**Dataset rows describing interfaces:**
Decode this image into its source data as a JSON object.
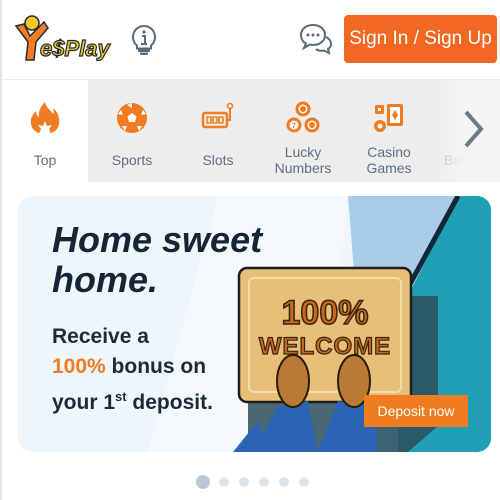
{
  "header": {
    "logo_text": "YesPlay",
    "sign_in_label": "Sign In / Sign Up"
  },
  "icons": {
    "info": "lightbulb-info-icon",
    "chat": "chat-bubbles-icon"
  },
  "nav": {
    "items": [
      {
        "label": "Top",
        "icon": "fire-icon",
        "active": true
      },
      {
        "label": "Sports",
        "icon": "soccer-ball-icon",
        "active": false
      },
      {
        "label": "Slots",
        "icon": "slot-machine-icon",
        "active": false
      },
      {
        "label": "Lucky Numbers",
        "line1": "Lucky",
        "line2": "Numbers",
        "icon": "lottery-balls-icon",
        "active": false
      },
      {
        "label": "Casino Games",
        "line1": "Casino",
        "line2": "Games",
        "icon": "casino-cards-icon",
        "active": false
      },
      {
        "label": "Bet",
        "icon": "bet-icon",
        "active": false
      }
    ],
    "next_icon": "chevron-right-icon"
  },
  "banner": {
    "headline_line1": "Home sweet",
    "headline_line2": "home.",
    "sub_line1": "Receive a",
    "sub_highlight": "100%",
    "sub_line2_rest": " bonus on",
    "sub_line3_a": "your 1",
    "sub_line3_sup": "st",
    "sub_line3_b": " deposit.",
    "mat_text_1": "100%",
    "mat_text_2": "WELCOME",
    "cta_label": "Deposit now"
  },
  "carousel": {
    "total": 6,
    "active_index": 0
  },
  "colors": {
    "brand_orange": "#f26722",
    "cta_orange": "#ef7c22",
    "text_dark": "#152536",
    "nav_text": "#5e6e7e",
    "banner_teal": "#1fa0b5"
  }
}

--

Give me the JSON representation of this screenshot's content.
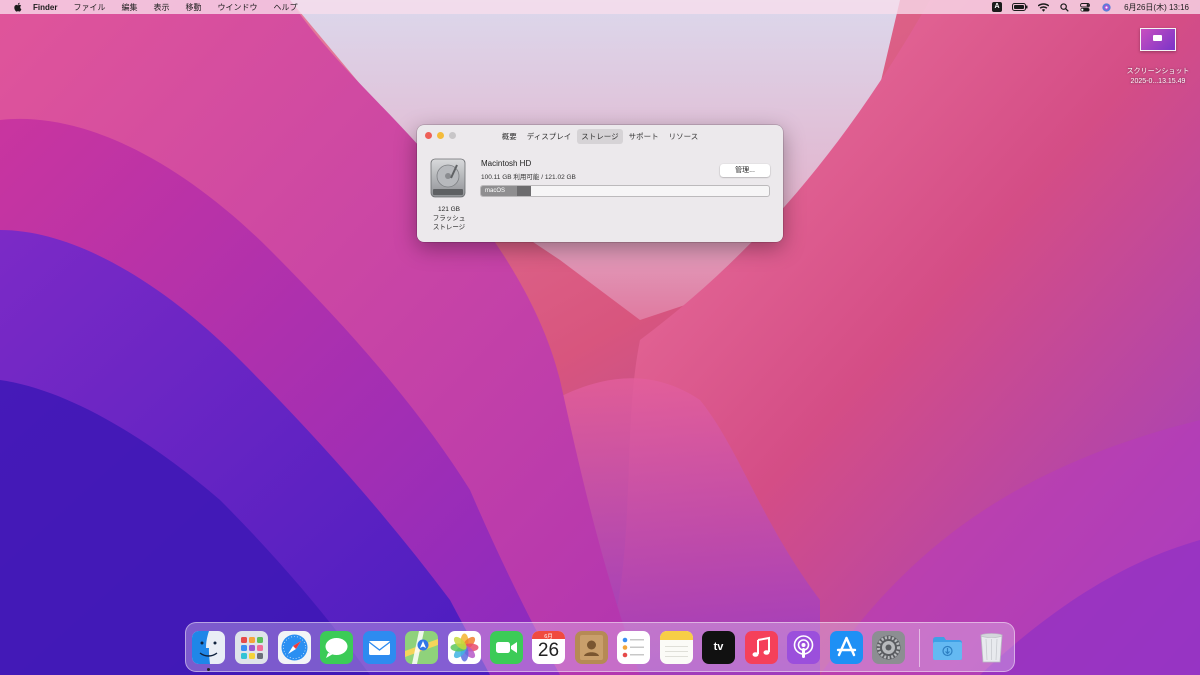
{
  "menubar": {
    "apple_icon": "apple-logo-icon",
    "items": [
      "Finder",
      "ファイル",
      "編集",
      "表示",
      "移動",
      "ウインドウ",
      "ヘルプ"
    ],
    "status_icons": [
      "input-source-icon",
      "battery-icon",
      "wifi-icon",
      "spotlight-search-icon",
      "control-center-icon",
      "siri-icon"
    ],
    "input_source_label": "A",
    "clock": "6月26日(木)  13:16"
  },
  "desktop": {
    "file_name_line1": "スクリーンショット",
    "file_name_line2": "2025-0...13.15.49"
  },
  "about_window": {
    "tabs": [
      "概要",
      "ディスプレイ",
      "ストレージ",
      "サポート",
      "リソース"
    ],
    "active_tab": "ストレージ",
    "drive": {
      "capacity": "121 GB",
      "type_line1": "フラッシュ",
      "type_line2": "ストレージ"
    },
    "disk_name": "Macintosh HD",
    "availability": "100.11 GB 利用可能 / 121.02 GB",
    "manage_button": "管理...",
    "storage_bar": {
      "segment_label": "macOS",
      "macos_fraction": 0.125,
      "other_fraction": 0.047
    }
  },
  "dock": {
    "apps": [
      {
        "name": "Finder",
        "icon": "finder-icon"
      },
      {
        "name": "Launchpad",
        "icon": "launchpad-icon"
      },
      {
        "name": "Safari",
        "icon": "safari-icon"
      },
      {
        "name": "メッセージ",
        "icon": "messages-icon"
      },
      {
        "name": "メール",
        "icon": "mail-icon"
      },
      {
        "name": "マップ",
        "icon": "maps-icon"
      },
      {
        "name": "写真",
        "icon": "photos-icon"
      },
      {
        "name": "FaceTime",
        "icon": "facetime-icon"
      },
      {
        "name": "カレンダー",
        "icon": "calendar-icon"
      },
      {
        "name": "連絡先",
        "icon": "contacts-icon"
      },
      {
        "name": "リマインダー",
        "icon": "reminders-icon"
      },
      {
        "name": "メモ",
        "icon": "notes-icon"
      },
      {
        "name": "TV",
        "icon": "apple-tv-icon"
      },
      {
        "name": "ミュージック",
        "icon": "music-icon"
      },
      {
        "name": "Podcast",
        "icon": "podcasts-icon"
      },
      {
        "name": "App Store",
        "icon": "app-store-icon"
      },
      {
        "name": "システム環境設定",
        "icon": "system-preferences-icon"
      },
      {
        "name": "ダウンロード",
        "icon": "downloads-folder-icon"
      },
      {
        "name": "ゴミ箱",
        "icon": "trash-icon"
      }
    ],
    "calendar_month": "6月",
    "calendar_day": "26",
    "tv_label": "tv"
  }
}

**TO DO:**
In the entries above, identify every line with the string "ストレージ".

**SOLUTION TO THE PROBLEM:**
      "ストレージ",
    "active_tab": "ストレージ",
      "type_line2": "ストレージ"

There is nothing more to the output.